> **PROMPT**:
Lines in the listing below that hold "Officer" are the ones to copy.

> **DATASET CONTENT**:
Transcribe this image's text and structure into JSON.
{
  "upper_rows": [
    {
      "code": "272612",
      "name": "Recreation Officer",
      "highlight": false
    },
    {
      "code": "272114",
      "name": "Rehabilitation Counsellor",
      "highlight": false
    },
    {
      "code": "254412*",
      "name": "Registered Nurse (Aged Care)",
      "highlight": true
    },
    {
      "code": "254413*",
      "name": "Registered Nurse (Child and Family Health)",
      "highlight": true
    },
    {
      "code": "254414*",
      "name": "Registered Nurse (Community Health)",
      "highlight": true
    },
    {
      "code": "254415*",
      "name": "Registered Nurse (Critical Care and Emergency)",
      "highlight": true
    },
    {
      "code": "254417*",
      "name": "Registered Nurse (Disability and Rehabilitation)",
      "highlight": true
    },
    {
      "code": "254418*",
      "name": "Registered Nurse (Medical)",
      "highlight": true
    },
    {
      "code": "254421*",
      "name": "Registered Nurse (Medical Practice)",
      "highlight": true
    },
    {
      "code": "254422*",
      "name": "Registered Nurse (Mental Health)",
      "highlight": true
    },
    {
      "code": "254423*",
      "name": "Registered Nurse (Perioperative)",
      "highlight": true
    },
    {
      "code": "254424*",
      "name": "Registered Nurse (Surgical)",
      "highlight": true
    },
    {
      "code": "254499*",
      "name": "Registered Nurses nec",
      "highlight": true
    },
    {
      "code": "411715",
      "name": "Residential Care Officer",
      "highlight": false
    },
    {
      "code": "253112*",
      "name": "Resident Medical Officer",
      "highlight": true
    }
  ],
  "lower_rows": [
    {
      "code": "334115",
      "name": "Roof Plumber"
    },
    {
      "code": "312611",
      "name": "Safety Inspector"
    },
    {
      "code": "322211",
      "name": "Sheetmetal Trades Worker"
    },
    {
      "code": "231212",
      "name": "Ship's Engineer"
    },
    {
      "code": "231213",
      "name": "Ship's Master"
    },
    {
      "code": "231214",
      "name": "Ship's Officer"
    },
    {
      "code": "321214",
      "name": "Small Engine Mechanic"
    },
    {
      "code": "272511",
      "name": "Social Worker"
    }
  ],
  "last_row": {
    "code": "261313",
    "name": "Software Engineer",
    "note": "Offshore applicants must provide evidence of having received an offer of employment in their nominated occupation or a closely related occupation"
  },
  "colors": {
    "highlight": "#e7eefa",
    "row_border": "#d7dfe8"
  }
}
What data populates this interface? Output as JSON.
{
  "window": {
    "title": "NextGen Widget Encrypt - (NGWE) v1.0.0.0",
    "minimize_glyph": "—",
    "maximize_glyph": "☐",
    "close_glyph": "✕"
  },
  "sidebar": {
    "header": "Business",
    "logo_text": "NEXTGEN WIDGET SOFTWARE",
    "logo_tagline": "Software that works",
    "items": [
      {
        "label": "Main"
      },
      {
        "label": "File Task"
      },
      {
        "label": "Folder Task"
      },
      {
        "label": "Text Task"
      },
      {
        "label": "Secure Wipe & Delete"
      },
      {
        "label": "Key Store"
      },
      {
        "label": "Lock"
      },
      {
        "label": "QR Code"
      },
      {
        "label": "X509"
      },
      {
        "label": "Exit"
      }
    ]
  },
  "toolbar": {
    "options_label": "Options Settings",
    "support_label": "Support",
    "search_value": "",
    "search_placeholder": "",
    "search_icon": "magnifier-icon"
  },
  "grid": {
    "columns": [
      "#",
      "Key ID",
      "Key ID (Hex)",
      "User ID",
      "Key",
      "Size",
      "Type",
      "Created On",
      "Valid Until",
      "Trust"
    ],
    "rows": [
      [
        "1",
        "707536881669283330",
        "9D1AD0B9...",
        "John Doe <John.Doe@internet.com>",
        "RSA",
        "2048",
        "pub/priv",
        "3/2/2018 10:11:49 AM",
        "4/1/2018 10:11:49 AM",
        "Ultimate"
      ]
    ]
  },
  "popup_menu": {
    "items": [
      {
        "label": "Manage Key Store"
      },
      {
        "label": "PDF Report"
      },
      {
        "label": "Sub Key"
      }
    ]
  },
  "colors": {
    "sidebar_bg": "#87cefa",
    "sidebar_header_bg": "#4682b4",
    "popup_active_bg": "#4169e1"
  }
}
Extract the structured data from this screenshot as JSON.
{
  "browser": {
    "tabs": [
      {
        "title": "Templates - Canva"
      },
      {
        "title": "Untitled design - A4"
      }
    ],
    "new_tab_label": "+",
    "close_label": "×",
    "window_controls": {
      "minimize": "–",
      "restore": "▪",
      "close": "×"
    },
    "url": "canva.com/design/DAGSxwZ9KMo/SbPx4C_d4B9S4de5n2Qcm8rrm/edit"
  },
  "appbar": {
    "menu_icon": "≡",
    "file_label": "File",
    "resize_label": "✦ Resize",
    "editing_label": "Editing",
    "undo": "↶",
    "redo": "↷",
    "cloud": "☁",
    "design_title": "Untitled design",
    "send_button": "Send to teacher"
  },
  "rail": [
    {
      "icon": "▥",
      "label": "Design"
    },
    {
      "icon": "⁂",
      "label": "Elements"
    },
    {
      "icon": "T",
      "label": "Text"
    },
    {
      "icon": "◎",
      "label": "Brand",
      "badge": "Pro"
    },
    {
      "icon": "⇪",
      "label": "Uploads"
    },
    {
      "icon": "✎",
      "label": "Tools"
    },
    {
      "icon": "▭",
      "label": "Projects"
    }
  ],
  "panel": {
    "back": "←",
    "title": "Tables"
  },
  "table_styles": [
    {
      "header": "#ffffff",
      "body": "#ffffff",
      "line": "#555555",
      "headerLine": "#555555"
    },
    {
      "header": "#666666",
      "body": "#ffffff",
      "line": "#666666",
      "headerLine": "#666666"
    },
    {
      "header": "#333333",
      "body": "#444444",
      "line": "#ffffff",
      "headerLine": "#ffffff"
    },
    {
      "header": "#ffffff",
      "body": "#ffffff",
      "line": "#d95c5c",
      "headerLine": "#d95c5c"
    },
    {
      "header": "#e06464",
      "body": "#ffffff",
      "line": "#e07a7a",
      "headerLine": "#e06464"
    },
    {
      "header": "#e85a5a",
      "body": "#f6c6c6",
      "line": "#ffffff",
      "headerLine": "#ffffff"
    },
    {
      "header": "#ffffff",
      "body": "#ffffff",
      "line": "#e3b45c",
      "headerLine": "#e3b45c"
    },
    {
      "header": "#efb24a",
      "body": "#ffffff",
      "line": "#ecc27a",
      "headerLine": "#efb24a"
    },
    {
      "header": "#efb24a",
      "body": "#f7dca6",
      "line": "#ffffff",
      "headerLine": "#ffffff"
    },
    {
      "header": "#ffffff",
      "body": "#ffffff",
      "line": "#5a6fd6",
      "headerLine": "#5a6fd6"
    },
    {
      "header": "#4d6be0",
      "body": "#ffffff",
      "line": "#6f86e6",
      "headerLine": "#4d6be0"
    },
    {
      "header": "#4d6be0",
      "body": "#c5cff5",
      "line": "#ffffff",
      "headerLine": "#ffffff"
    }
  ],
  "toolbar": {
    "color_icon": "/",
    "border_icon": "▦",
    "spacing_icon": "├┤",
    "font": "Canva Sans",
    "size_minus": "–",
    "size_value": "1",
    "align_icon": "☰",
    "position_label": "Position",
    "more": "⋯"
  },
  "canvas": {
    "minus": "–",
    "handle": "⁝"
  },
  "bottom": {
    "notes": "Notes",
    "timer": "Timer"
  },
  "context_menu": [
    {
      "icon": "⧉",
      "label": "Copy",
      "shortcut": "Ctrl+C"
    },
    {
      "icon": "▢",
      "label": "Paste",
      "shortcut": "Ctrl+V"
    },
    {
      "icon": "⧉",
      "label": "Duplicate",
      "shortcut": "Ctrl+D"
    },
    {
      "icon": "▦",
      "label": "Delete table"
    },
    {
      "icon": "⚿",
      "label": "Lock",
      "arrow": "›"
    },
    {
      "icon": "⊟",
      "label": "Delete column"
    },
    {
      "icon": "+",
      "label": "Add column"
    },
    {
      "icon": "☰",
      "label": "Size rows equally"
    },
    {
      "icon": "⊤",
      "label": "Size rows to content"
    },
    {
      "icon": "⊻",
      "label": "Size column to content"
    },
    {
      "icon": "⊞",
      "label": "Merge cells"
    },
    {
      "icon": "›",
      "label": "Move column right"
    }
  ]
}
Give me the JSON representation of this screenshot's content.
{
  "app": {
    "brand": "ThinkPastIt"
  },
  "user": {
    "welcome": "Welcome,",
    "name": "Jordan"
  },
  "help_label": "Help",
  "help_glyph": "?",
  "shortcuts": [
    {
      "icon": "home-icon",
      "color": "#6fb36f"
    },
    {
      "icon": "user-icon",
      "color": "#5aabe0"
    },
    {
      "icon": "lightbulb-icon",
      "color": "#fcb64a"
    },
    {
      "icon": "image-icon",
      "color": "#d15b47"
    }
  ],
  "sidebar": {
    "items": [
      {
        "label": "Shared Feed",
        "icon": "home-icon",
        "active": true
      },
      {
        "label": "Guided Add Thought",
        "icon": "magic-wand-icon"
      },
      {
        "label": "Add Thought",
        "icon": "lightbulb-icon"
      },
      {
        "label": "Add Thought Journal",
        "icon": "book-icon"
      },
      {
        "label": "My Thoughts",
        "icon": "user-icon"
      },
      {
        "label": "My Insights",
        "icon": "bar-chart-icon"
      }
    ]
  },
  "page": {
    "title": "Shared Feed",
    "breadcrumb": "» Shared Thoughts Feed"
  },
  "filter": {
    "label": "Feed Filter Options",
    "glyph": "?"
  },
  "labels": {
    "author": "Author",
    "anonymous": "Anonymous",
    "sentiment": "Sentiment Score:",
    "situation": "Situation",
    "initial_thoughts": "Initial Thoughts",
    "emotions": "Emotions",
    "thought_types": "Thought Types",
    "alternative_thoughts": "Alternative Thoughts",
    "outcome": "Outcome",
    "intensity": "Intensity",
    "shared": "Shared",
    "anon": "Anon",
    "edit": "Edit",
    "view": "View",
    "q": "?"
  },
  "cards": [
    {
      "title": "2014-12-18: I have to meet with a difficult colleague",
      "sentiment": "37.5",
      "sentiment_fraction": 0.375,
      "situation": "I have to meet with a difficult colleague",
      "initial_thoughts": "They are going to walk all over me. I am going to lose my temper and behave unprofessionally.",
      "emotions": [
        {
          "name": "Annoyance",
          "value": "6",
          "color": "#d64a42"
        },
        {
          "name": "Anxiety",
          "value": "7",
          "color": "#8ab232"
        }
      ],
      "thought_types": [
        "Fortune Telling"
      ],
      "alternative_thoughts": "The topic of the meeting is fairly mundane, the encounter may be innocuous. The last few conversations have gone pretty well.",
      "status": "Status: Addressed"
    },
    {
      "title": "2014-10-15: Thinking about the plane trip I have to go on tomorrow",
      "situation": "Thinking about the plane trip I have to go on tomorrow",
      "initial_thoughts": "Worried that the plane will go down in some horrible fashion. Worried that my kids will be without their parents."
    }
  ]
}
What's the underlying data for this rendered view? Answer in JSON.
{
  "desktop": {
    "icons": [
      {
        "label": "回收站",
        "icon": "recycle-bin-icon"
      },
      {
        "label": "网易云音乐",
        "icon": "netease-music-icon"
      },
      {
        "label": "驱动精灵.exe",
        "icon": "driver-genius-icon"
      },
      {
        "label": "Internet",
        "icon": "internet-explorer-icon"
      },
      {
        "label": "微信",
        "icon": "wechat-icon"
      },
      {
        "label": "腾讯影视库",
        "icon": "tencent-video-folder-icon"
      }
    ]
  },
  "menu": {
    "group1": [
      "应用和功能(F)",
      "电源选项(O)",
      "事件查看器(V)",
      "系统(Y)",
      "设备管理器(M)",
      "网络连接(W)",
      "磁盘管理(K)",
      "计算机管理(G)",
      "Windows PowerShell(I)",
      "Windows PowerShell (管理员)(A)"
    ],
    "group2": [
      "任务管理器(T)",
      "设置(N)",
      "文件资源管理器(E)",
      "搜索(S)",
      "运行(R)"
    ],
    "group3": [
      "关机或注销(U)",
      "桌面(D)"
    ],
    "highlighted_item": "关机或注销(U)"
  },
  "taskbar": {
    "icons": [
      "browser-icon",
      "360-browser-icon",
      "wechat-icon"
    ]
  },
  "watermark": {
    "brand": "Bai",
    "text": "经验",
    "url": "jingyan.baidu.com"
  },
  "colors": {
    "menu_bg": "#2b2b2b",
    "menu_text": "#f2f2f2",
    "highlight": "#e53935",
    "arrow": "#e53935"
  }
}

> **YOUR SOLUTION**:
      "name": "Recreation Officer",
      "name": "Residential Care Officer",
      "name": "Resident Medical Officer",
      "name": "Ship's Officer"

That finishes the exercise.